The Orthodox Church is one of the largest religious groups in the world. Yet, it remains an enigma in the West, especially among those who mistake it either for a Greek version of Roman Catholicism or for an exotic mixture of Christianity and eastern religion. Many, however, are coming to recognize the Orthodox Church for what it is: a worldwide community of Christian disciples that has been faithful to the apostolic command, “stand fast and hold the traditions which you were taught, whether by word or by our epistle” (2 Thess 2.15). Consequently, growing numbers of people are finding their true home in the Orthodox Church that has “continued steadfastly in the apostles’ doctrine and fellowship, in the breaking of bread, and in prayers” (Acts 2.42).
Turning East is a collection of autobiographical essays in which sixteen contemporary philosophers describe their personal journeys to the Orthodox Church, explain their reasons for becoming Orthodox Christians, and offer a sense of how their conversions have changed their lives. Among these converts are dozens of contemporary philosophers. Some are accomplished, world-renowned, senior scholars. Others are junior scholars in the earliest stages of their careers. As a group, they belong neither to any particular philosophical ‘school’ nor to any particular Orthodox jurisdiction. What they have in common is a desire to enter deeply into an authentic and loving communion with the Living God, with God’s people, and ultimately with all of God’s creation.
Jeffrey Bishop holds the Tenet Chair in Health Care Ethics and is the Director of the Albert Gnaegi Center for Health Care Ethics at Saint Louis University, and a member of All Saints of North America Orthodox Church in St Louis, Missouri. He is the author of The Anticipatory Corpse: Medicine, Power, and the Care of the Dying (Notre Dame), as well as various articles, including “Biopolitics, Terri Schiavo, and the Sovereign Subject of Death” (Journal of Medicine and Philosophy), “Framing Euthanasia” (Journal of Medical Ethics), “Mind-Body Unity: Gregory of Nyssa and a Surprising Fourth Century C.E. Perspective” (Perspectives in Biology and Medicine).
David Bradshaw is Professor in and Chair of the Department of Philosophy at the University of Kentucky and a member of St Athanasius Orthodox Church in Nicholasville, Kentucky.

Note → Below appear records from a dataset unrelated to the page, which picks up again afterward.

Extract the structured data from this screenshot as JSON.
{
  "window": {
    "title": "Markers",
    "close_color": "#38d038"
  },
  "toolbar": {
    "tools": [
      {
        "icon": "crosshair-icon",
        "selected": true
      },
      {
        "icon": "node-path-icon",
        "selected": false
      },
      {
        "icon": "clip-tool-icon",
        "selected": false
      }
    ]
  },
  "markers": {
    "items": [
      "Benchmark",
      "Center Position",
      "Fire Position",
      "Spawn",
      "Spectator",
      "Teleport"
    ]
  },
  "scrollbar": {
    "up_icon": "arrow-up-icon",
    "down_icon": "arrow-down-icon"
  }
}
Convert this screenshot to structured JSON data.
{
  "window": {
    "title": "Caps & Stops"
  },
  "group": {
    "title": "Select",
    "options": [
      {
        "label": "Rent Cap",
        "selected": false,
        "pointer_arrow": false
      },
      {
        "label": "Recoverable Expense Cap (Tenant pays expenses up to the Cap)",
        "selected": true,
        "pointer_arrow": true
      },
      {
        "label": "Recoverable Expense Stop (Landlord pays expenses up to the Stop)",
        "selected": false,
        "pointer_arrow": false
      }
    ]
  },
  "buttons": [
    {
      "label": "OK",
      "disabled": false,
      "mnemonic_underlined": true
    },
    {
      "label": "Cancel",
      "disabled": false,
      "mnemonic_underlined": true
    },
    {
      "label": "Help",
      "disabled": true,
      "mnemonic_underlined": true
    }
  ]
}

He is the author of Aristotle East and West: Metaphysics and the Division of Christendom (Cambridge) as well as a number of articles, including “Time and Eternity in the Greek Fathers” (The Thomist), “The Concept of the Divine Energies” (Philosophy and Theology), and “Maximus the Confessor” (The Cambridge History of Philosophy in Late Antiquity)
Mark J. Cherry is the Dr. Patricia A. Hayes Professor in Applied Ethics at St Edward’s University in Austin, Texas, and a member of St Elias Orthodox Church